[App and web page records]
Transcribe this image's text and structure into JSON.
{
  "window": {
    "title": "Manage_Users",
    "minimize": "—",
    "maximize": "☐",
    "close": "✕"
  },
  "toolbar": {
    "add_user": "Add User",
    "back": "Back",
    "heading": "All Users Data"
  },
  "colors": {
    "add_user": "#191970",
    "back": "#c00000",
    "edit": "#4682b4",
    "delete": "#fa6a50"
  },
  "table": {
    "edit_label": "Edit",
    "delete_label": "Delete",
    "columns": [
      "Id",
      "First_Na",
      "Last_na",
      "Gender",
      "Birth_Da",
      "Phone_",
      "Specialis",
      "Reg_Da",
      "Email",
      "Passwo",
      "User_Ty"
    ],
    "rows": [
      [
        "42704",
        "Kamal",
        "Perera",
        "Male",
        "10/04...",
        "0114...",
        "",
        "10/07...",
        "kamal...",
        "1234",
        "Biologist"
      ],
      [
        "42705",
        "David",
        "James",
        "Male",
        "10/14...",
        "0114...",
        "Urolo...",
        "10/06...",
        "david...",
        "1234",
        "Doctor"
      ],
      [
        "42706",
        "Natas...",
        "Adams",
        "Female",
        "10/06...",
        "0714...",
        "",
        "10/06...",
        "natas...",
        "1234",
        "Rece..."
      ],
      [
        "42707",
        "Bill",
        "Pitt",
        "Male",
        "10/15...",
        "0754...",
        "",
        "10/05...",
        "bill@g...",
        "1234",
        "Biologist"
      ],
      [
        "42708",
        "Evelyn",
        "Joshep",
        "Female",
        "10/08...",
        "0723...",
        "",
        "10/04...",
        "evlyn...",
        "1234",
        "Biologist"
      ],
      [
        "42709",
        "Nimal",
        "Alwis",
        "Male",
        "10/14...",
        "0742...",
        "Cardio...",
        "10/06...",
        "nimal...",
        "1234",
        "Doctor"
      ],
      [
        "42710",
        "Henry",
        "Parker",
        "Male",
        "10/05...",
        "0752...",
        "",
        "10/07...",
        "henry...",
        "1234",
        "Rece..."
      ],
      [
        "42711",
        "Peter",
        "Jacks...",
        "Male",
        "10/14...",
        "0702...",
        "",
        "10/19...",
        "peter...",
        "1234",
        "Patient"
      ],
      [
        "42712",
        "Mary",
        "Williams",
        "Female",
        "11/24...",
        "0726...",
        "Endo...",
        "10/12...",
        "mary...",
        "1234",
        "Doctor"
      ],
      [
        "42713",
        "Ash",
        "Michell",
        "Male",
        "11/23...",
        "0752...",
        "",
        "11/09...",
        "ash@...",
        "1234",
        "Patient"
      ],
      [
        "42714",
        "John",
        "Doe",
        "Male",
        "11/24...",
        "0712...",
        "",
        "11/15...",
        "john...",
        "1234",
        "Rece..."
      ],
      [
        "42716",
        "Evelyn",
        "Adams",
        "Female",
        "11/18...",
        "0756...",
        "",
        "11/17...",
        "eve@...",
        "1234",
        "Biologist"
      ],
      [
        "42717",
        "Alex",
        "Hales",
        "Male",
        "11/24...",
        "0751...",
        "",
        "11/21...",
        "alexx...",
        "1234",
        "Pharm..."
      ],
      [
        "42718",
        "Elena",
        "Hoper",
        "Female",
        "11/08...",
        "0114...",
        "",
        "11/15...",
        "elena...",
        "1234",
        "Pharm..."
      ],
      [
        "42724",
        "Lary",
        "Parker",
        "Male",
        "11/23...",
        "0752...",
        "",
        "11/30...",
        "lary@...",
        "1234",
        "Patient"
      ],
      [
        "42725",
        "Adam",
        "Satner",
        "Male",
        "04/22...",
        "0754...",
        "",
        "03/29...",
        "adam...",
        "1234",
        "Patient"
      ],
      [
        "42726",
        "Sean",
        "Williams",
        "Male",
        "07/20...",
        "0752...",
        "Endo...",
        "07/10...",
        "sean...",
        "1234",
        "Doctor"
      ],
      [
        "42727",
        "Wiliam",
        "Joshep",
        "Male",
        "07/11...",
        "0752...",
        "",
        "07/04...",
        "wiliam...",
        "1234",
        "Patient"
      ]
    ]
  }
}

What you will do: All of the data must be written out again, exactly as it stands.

Reply to the task:
Transcribe this image's text and structure into JSON.
{
  "window": {
    "title": "Manage_Users",
    "minimize": "—",
    "maximize": "☐",
    "close": "✕"
  },
  "toolbar": {
    "add_user": "Add User",
    "back": "Back",
    "heading": "All Users Data"
  },
  "colors": {
    "add_user": "#191970",
    "back": "#c00000",
    "edit": "#4682b4",
    "delete": "#fa6a50"
  },
  "table": {
    "edit_label": "Edit",
    "delete_label": "Delete",
    "columns": [
      "Id",
      "First_Na",
      "Last_na",
      "Gender",
      "Birth_Da",
      "Phone_",
      "Specialis",
      "Reg_Da",
      "Email",
      "Passwo",
      "User_Ty"
    ],
    "rows": [
      [
        "42704",
        "Kamal",
        "Perera",
        "Male",
        "10/04...",
        "0114...",
        "",
        "10/07...",
        "kamal...",
        "1234",
        "Biologist"
      ],
      [
        "42705",
        "David",
        "James",
        "Male",
        "10/14...",
        "0114...",
        "Urolo...",
        "10/06...",
        "david...",
        "1234",
        "Doctor"
      ],
      [
        "42706",
        "Natas...",
        "Adams",
        "Female",
        "10/06...",
        "0714...",
        "",
        "10/06...",
        "natas...",
        "1234",
        "Rece..."
      ],
      [
        "42707",
        "Bill",
        "Pitt",
        "Male",
        "10/15...",
        "0754...",
        "",
        "10/05...",
        "bill@g...",
        "1234",
        "Biologist"
      ],
      [
        "42708",
        "Evelyn",
        "Joshep",
        "Female",
        "10/08...",
        "0723...",
        "",
        "10/04...",
        "evlyn...",
        "1234",
        "Biologist"
      ],
      [
        "42709",
        "Nimal",
        "Alwis",
        "Male",
        "10/14...",
        "0742...",
        "Cardio...",
        "10/06...",
        "nimal...",
        "1234",
        "Doctor"
      ],
      [
        "42710",
        "Henry",
        "Parker",
        "Male",
        "10/05...",
        "0752...",
        "",
        "10/07...",
        "henry...",
        "1234",
        "Rece..."
      ],
      [
        "42711",
        "Peter",
        "Jacks...",
        "Male",
        "10/14...",
        "0702...",
        "",
        "10/19...",
        "peter...",
        "1234",
        "Patient"
      ],
      [
        "42712",
        "Mary",
        "Williams",
        "Female",
        "11/24...",
        "0726...",
        "Endo...",
        "10/12...",
        "mary...",
        "1234",
        "Doctor"
      ],
      [
        "42713",
        "Ash",
        "Michell",
        "Male",
        "11/23...",
        "0752...",
        "",
        "11/09...",
        "ash@...",
        "1234",
        "Patient"
      ],
      [
        "42714",
        "John",
        "Doe",
        "Male",
        "11/24...",
        "0712...",
        "",
        "11/15...",
        "john...",
        "1234",
        "Rece..."
      ],
      [
        "42716",
        "Evelyn",
        "Adams",
        "Female",
        "11/18...",
        "0756...",
        "",
        "11/17...",
        "eve@...",
        "1234",
        "Biologist"
      ],
      [
        "42717",
        "Alex",
        "Hales",
        "Male",
        "11/24...",
        "0751...",
        "",
        "11/21...",
        "alexx...",
        "1234",
        "Pharm..."
      ],
      [
        "42718",
        "Elena",
        "Hoper",
        "Female",
        "11/08...",
        "0114...",
        "",
        "11/15...",
        "elena...",
        "1234",
        "Pharm..."
      ],
      [
        "42724",
        "Lary",
        "Parker",
        "Male",
        "11/23...",
        "0752...",
        "",
        "11/30...",
        "lary@...",
        "1234",
        "Patient"
      ],
      [
        "42725",
        "Adam",
        "Satner",
        "Male",
        "04/22...",
        "0754...",
        "",
        "03/29...",
        "adam...",
        "1234",
        "Patient"
      ],
      [
        "42726",
        "Sean",
        "Williams",
        "Male",
        "07/20...",
        "0752...",
        "Endo...",
        "07/10...",
        "sean...",
        "1234",
        "Doctor"
      ],
      [
        "42727",
        "Wiliam",
        "Joshep",
        "Male",
        "07/11...",
        "0752...",
        "",
        "07/04...",
        "wiliam...",
        "1234",
        "Patient"
      ]
    ]
  }
}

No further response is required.